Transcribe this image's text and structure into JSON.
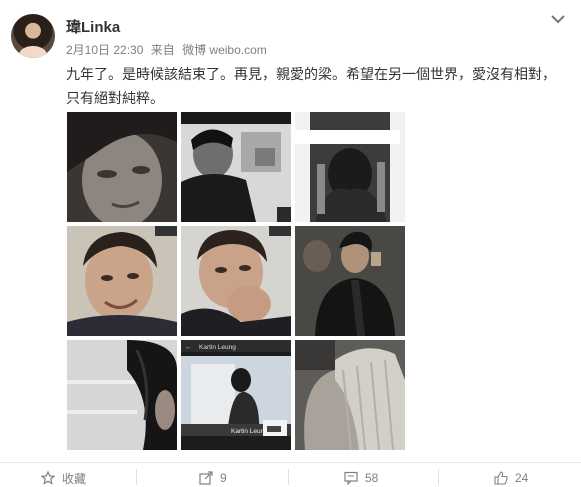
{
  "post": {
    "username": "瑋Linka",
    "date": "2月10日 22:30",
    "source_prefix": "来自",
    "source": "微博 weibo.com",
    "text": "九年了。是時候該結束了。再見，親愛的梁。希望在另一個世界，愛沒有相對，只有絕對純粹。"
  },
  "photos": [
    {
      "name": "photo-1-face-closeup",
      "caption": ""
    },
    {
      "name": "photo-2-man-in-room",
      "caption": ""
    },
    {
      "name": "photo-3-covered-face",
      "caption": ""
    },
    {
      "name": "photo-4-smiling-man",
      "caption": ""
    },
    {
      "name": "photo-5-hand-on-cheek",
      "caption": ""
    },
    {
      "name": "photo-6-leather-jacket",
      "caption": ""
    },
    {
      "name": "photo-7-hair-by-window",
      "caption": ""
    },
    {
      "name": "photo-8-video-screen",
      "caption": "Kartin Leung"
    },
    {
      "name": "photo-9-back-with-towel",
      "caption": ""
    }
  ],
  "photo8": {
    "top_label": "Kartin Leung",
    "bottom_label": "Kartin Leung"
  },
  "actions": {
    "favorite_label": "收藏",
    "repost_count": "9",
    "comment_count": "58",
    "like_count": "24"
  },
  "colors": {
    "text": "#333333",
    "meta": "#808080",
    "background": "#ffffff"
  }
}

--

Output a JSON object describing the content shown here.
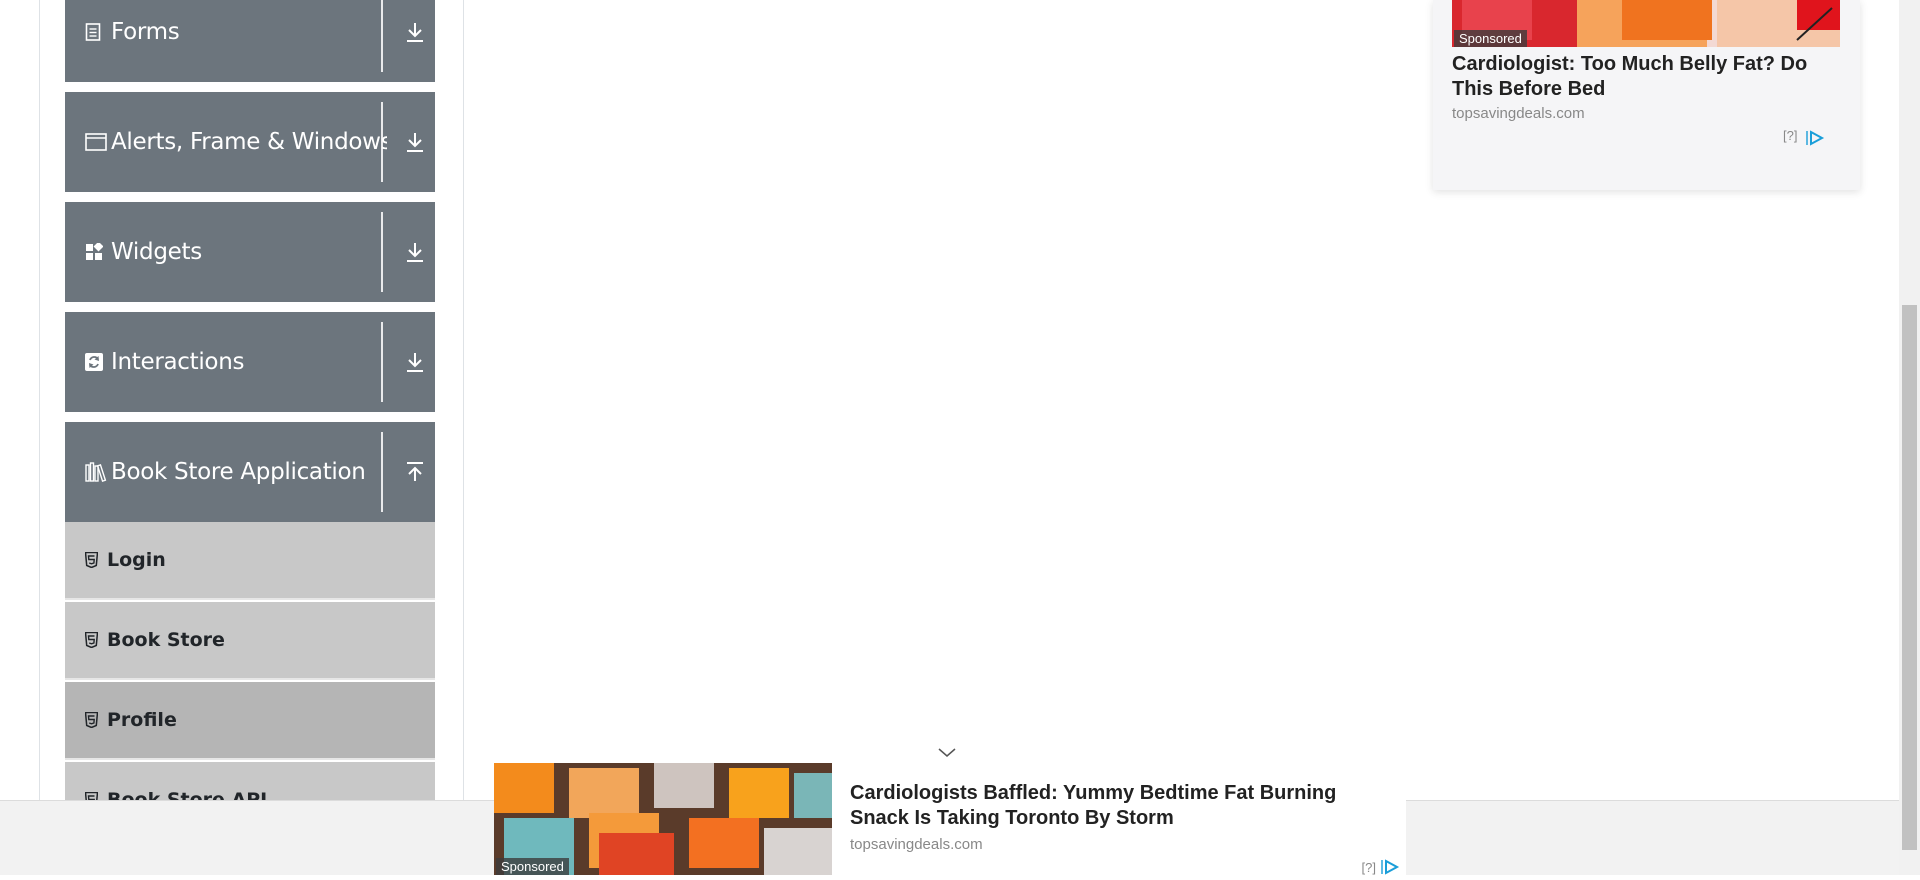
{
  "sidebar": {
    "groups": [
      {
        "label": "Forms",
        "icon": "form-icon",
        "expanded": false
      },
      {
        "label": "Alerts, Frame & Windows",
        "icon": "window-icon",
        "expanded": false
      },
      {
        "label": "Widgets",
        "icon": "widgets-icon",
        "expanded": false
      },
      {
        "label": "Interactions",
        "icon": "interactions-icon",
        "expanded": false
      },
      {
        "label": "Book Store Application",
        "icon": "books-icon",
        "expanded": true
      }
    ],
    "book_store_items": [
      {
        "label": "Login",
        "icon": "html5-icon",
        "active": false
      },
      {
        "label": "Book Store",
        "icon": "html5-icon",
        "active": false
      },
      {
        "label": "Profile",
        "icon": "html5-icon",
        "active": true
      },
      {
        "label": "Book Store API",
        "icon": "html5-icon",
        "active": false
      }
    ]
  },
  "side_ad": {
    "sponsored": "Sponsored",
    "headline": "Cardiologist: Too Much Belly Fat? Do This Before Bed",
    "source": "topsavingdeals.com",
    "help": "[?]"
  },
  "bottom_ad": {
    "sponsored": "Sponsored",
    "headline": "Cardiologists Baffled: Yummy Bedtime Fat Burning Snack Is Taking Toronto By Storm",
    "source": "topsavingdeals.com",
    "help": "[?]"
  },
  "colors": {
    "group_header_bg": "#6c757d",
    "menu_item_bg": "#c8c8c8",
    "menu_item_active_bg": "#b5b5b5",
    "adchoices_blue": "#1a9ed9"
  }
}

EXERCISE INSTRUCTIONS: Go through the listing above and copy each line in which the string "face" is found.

WRITTEN SOLUTION:
      "name": "photo-1-face-closeup",
      "name": "photo-3-covered-face",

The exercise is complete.